It’s more a testatment to Polanski’s obsession with adapting the book exactly. There’s a famous story about how Polanski contacted Levin about which specific issue number of a magazine Rosemary was reading in one scene so that he could get it for the film only for Levin to admit that no such issue existed and he had made it up.


I rewatched Band of Brothers over the last couple nights. I haven’t seen it since it was originally on tv, but man, it still holds up. Fantastic battle scenes and a really well told, and powerful story.


Caught up on this week’s Krypton

(Uk is on ep4)

I continue to be impressed with the costume and set designs and how well made they all are.
It’s a terrific and creative looking show.

Whoever is behind the aesthetics of it is brilliant.

As for the show, I’m surprised by how much I’m enjoying it. Seg is a bit of a nonentity, but there’s some good characters here, I like the Voice of Rao stuff and I’m intrigued by all the emerging factions and their motivations - there appears to be be a bit of a game of thrones influence.

Also, we have the spectre of Brianic looming over it all which I like the drip feeding of.


Episode 4?
You’re really going to enjoy the back half then.


I saw The Predator tonight. :exploding_head:

I don’t think that I’ve managed to select the proper emoji yet. Full thoughts to come later.


Based purely on the trailer, if you’re thinking then you’re probably doing it wrong.


I’m looking forward to finding out if it’s as bad as Predator.


Sin City


Catching up with the new series of Upstart Crow on the iPlayer (I watched the first series but missed the second - this is the third). It’s one of those old-fashioned throwback sitcoms that feels like it should be naff, but is self-aware enough that it works, and actually throws in a lot of silly gags each episode that make me laugh.

I like the ludicrously knowing nods to Shakespeare and the regular puncturing of scholarly theories and received wisdom about his work. David Mitchell is pretty funny and makes a buffoonish not-as-clever-as-he-thinks-he-is Shakespeare work pretty well.

But it’s the supporting cast that really make it - I’ve always loved Mark Heap and he’s the best thing in this as a sneering pantomime villain. And Shakespeare’s acting troupe is full of fun bit-part players that are essentially single-gag characters, but done well.

Historical sitcoms with anachronistic gags and silly plots like this are always going to be compared with Blackadder (the first series even had a cameo from a minor Blackadder character), and obviously it’s not at that level, but it feels like it’s better than it should be - more than the sum of its parts, somehow.


I absolutely love Upstart Crow. The first series was almost banal bar one episode but since that Ben Elton has got his teeth out more and more, several episodes in series two tackled modern issues quite brilliantly.
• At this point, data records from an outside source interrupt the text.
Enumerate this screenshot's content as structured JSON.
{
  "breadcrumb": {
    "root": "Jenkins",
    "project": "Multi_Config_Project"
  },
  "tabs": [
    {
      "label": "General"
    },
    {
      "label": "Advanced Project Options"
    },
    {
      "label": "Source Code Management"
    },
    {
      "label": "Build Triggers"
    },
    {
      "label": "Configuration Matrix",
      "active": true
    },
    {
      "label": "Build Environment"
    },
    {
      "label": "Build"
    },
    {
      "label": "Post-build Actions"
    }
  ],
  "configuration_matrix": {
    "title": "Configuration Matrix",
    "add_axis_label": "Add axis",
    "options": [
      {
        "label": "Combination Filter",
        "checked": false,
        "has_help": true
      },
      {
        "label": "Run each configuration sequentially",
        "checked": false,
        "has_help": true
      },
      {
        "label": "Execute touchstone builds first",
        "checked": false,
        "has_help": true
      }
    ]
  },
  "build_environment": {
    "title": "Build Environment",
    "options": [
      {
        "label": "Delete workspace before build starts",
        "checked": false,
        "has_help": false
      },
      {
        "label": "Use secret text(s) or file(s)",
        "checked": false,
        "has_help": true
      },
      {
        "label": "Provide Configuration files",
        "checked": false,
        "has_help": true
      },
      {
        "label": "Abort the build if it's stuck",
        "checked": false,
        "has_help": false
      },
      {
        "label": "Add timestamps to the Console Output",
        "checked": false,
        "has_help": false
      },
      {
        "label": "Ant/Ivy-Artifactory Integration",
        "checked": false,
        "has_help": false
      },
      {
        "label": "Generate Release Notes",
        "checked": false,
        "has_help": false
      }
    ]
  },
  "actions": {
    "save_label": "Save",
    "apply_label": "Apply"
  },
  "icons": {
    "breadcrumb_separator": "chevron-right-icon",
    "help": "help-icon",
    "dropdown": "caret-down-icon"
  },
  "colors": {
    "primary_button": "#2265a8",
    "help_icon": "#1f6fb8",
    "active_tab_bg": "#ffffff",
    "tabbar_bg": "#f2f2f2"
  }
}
They’ve really went with that aspect now in the third, this week’s episode managing to deconstruct immigration and bigotry while absolutely lampooning Mark Rylance over his belief that Shakespeare didn’t write any of his plays.
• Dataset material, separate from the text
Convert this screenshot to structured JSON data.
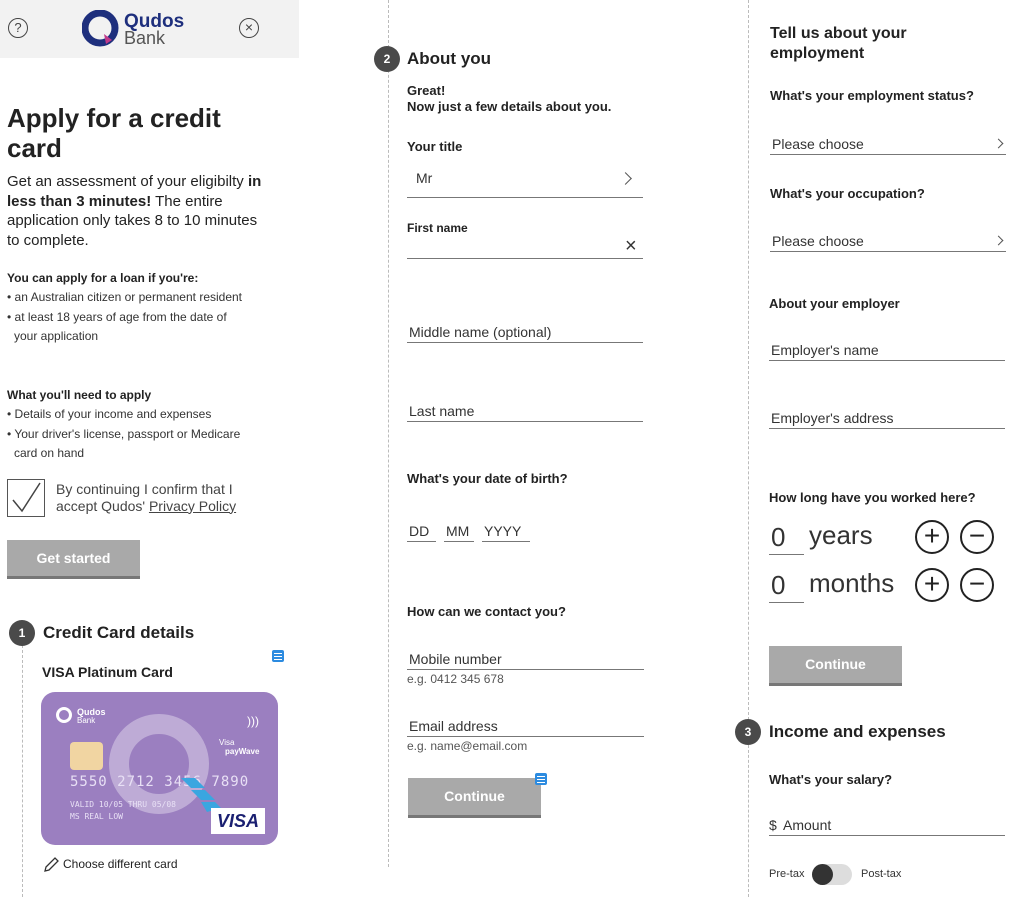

I imagine there are even more Shakespearean injokes I’m not getting but in general the show is funny and daft and thoughtful and pretty much ticks all the right boxes for a BBC sitcom. I love it. And the theme tune leaves a massive smile on my face.

If you get a chance to watch the second series Dave, definitely do!


Annoyingly, Netflix has series one but not series two, or I would have started with the second before the third.

Really good to see Ben Elton back doing something at this level again - but as with a lot of sitcoms it’s as much down to the cast really making the most of it.


I agree. At the begining I was amazed they’d gotten such a good cast considering the material at the begining, but I assume Elton told them where it was going. They’ve had some fantastic guests too.

I have a feeling the first two seasons were completely written before the first was even finished, the second came along quite quick and they released all six to stream on the same day. It doesn’t feel like that long ago so could be why it’s taking time to get on Netflix.


Yeah, Netflix is often a year or so behind the BBC, which fits. (Probably the same reason they don’t have Detectorists series three yet.)